(Data for review Opens)

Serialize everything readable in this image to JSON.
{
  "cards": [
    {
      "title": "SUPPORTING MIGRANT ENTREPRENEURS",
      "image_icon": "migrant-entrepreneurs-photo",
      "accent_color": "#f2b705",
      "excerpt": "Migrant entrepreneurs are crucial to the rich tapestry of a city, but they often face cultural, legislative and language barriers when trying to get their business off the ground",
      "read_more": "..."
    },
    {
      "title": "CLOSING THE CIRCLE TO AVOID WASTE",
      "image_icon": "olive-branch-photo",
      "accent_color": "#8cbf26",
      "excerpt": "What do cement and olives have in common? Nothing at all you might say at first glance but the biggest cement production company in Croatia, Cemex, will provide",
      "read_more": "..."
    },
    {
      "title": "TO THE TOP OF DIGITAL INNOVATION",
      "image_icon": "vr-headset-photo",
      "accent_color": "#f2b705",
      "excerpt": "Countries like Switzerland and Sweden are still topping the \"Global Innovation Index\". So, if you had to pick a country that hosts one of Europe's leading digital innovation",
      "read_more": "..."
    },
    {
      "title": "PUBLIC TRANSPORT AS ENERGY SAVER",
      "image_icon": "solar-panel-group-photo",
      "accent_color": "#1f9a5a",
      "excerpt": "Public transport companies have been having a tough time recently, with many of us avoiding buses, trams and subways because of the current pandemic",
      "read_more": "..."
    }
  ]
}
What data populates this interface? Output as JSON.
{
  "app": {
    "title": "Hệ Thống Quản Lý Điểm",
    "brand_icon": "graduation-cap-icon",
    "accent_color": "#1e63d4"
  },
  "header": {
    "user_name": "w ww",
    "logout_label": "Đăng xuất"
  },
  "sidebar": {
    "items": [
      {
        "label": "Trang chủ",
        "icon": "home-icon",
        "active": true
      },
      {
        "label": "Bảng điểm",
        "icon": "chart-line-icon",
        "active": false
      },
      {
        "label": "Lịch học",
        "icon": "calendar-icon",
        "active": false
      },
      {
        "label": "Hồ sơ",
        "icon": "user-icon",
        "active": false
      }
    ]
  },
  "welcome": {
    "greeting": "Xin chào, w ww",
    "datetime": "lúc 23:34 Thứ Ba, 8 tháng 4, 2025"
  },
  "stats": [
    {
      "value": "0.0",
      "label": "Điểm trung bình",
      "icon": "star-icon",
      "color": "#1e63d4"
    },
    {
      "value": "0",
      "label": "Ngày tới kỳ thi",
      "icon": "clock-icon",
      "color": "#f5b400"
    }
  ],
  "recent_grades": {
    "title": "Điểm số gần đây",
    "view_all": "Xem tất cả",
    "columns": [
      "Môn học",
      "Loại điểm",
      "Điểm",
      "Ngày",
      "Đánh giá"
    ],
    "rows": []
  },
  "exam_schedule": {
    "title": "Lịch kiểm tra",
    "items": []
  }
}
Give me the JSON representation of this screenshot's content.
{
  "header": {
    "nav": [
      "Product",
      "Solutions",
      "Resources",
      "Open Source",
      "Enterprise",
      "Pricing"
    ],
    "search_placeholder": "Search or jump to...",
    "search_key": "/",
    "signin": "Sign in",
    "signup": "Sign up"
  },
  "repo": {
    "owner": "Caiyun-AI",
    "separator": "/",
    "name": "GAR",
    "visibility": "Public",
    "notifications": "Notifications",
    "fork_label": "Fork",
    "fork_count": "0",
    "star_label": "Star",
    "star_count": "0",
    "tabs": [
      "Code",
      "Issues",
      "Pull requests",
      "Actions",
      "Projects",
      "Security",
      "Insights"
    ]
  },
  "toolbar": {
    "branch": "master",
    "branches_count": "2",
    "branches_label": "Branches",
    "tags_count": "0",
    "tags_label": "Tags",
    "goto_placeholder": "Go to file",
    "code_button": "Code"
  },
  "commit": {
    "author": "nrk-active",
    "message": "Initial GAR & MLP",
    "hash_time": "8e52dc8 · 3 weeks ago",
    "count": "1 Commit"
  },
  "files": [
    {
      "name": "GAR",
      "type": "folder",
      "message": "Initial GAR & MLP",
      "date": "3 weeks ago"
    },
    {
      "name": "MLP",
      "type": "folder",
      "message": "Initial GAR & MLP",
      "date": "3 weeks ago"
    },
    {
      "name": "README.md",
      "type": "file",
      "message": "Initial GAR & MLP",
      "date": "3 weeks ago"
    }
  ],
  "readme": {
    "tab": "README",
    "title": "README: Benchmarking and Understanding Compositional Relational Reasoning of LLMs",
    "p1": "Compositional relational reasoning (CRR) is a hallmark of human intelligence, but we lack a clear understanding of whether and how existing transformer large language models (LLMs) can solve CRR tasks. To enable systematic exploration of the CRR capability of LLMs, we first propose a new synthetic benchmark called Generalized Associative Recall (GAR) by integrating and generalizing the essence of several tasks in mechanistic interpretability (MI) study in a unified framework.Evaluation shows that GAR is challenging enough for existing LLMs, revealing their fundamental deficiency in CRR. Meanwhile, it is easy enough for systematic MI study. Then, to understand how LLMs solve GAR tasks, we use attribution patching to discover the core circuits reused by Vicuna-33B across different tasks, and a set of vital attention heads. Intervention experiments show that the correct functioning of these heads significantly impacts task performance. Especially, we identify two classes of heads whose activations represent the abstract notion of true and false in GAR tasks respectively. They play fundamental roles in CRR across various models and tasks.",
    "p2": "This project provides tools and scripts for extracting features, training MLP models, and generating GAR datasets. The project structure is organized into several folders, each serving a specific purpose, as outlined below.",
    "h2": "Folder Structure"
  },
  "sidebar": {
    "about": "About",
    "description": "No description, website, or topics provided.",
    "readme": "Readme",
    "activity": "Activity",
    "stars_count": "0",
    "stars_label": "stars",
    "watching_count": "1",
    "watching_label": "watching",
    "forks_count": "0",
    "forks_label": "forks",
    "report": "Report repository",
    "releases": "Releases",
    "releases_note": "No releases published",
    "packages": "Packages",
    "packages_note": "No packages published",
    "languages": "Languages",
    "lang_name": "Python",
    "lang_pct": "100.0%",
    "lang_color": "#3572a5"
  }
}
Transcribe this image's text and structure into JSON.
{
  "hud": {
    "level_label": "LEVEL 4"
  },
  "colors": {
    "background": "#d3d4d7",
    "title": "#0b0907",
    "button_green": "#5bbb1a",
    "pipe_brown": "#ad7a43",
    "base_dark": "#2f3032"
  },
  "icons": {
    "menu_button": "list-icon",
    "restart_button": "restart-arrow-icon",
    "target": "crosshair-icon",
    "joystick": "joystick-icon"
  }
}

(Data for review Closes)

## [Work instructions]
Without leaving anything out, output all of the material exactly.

## [Task result]
Serialize everything readable in this image to JSON.
{
  "cards": [
    {
      "title": "SUPPORTING MIGRANT ENTREPRENEURS",
      "image_icon": "migrant-entrepreneurs-photo",
      "accent_color": "#f2b705",
      "excerpt": "Migrant entrepreneurs are crucial to the rich tapestry of a city, but they often face cultural, legislative and language barriers when trying to get their business off the ground",
      "read_more": "..."
    },
    {
      "title": "CLOSING THE CIRCLE TO AVOID WASTE",
      "image_icon": "olive-branch-photo",
      "accent_color": "#8cbf26",
      "excerpt": "What do cement and olives have in common? Nothing at all you might say at first glance but the biggest cement production company in Croatia, Cemex, will provide",
      "read_more": "..."
    },
    {
      "title": "TO THE TOP OF DIGITAL INNOVATION",
      "image_icon": "vr-headset-photo",
      "accent_color": "#f2b705",
      "excerpt": "Countries like Switzerland and Sweden are still topping the \"Global Innovation Index\". So, if you had to pick a country that hosts one of Europe's leading digital innovation",
      "read_more": "..."
    },
    {
      "title": "PUBLIC TRANSPORT AS ENERGY SAVER",
      "image_icon": "solar-panel-group-photo",
      "accent_color": "#1f9a5a",
      "excerpt": "Public transport companies have been having a tough time recently, with many of us avoiding buses, trams and subways because of the current pandemic",
      "read_more": "..."
    }
  ]
}
What data populates this interface? Output as JSON.
{
  "app": {
    "title": "Hệ Thống Quản Lý Điểm",
    "brand_icon": "graduation-cap-icon",
    "accent_color": "#1e63d4"
  },
  "header": {
    "user_name": "w ww",
    "logout_label": "Đăng xuất"
  },
  "sidebar": {
    "items": [
      {
        "label": "Trang chủ",
        "icon": "home-icon",
        "active": true
      },
      {
        "label": "Bảng điểm",
        "icon": "chart-line-icon",
        "active": false
      },
      {
        "label": "Lịch học",
        "icon": "calendar-icon",
        "active": false
      },
      {
        "label": "Hồ sơ",
        "icon": "user-icon",
        "active": false
      }
    ]
  },
  "welcome": {
    "greeting": "Xin chào, w ww",
    "datetime": "lúc 23:34 Thứ Ba, 8 tháng 4, 2025"
  },
  "stats": [
    {
      "value": "0.0",
      "label": "Điểm trung bình",
      "icon": "star-icon",
      "color": "#1e63d4"
    },
    {
      "value": "0",
      "label": "Ngày tới kỳ thi",
      "icon": "clock-icon",
      "color": "#f5b400"
    }
  ],
  "recent_grades": {
    "title": "Điểm số gần đây",
    "view_all": "Xem tất cả",
    "columns": [
      "Môn học",
      "Loại điểm",
      "Điểm",
      "Ngày",
      "Đánh giá"
    ],
    "rows": []
  },
  "exam_schedule": {
    "title": "Lịch kiểm tra",
    "items": []
  }
}
Give me the JSON representation of this screenshot's content.
{
  "header": {
    "nav": [
      "Product",
      "Solutions",
      "Resources",
      "Open Source",
      "Enterprise",
      "Pricing"
    ],
    "search_placeholder": "Search or jump to...",
    "search_key": "/",
    "signin": "Sign in",
    "signup": "Sign up"
  },
  "repo": {
    "owner": "Caiyun-AI",
    "separator": "/",
    "name": "GAR",
    "visibility": "Public",
    "notifications": "Notifications",
    "fork_label": "Fork",
    "fork_count": "0",
    "star_label": "Star",
    "star_count": "0",
    "tabs": [
      "Code",
      "Issues",
      "Pull requests",
      "Actions",
      "Projects",
      "Security",
      "Insights"
    ]
  },
  "toolbar": {
    "branch": "master",
    "branches_count": "2",
    "branches_label": "Branches",
    "tags_count": "0",
    "tags_label": "Tags",
    "goto_placeholder": "Go to file",
    "code_button": "Code"
  },
  "commit": {
    "author": "nrk-active",
    "message": "Initial GAR & MLP",
    "hash_time": "8e52dc8 · 3 weeks ago",
    "count": "1 Commit"
  },
  "files": [
    {
      "name": "GAR",
      "type": "folder",
      "message": "Initial GAR & MLP",
      "date": "3 weeks ago"
    },
    {
      "name": "MLP",
      "type": "folder",
      "message": "Initial GAR & MLP",
      "date": "3 weeks ago"
    },
    {
      "name": "README.md",
      "type": "file",
      "message": "Initial GAR & MLP",
      "date": "3 weeks ago"
    }
  ],
  "readme": {
    "tab": "README",
    "title": "README: Benchmarking and Understanding Compositional Relational Reasoning of LLMs",
    "p1": "Compositional relational reasoning (CRR) is a hallmark of human intelligence, but we lack a clear understanding of whether and how existing transformer large language models (LLMs) can solve CRR tasks. To enable systematic exploration of the CRR capability of LLMs, we first propose a new synthetic benchmark called Generalized Associative Recall (GAR) by integrating and generalizing the essence of several tasks in mechanistic interpretability (MI) study in a unified framework.Evaluation shows that GAR is challenging enough for existing LLMs, revealing their fundamental deficiency in CRR. Meanwhile, it is easy enough for systematic MI study. Then, to understand how LLMs solve GAR tasks, we use attribution patching to discover the core circuits reused by Vicuna-33B across different tasks, and a set of vital attention heads. Intervention experiments show that the correct functioning of these heads significantly impacts task performance. Especially, we identify two classes of heads whose activations represent the abstract notion of true and false in GAR tasks respectively. They play fundamental roles in CRR across various models and tasks.",
    "p2": "This project provides tools and scripts for extracting features, training MLP models, and generating GAR datasets. The project structure is organized into several folders, each serving a specific purpose, as outlined below.",
    "h2": "Folder Structure"
  },
  "sidebar": {
    "about": "About",
    "description": "No description, website, or topics provided.",
    "readme": "Readme",
    "activity": "Activity",
    "stars_count": "0",
    "stars_label": "stars",
    "watching_count": "1",
    "watching_label": "watching",
    "forks_count": "0",
    "forks_label": "forks",
    "report": "Report repository",
    "releases": "Releases",
    "releases_note": "No releases published",
    "packages": "Packages",
    "packages_note": "No packages published",
    "languages": "Languages",
    "lang_name": "Python",
    "lang_pct": "100.0%",
    "lang_color": "#3572a5"
  }
}
Transcribe this image's text and structure into JSON.
{
  "hud": {
    "level_label": "LEVEL 4"
  },
  "colors": {
    "background": "#d3d4d7",
    "title": "#0b0907",
    "button_green": "#5bbb1a",
    "pipe_brown": "#ad7a43",
    "base_dark": "#2f3032"
  },
  "icons": {
    "menu_button": "list-icon",
    "restart_button": "restart-arrow-icon",
    "target": "crosshair-icon",
    "joystick": "joystick-icon"
  }
}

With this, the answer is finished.